EXERCISE BRIEF
Retype the data exactly, leaving nothing out.

RECORDS PROVIDED: Begin

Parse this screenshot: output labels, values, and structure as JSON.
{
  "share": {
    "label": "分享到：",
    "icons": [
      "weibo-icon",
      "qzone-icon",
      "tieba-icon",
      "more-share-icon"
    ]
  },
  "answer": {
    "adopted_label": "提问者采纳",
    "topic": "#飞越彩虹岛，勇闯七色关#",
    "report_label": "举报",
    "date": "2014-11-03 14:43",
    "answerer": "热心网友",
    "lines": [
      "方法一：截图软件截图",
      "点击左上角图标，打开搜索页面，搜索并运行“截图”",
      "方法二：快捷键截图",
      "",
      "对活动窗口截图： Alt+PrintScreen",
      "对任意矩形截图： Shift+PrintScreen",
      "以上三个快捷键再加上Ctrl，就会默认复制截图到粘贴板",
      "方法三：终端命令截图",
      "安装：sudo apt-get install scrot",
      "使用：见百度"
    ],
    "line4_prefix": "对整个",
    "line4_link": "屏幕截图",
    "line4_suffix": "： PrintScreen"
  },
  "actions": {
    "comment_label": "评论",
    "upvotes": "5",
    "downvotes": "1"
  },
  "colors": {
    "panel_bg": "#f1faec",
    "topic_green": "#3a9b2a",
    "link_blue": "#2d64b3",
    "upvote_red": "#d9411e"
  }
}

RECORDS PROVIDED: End

RESPONSE TO THE TASK
Parse this screenshot: output labels, values, and structure as JSON.
{
  "share": {
    "label": "分享到：",
    "icons": [
      "weibo-icon",
      "qzone-icon",
      "tieba-icon",
      "more-share-icon"
    ]
  },
  "answer": {
    "adopted_label": "提问者采纳",
    "topic": "#飞越彩虹岛，勇闯七色关#",
    "report_label": "举报",
    "date": "2014-11-03 14:43",
    "answerer": "热心网友",
    "lines": [
      "方法一：截图软件截图",
      "点击左上角图标，打开搜索页面，搜索并运行“截图”",
      "方法二：快捷键截图",
      "",
      "对活动窗口截图： Alt+PrintScreen",
      "对任意矩形截图： Shift+PrintScreen",
      "以上三个快捷键再加上Ctrl，就会默认复制截图到粘贴板",
      "方法三：终端命令截图",
      "安装：sudo apt-get install scrot",
      "使用：见百度"
    ],
    "line4_prefix": "对整个",
    "line4_link": "屏幕截图",
    "line4_suffix": "： PrintScreen"
  },
  "actions": {
    "comment_label": "评论",
    "upvotes": "5",
    "downvotes": "1"
  },
  "colors": {
    "panel_bg": "#f1faec",
    "topic_green": "#3a9b2a",
    "link_blue": "#2d64b3",
    "upvote_red": "#d9411e"
  }
}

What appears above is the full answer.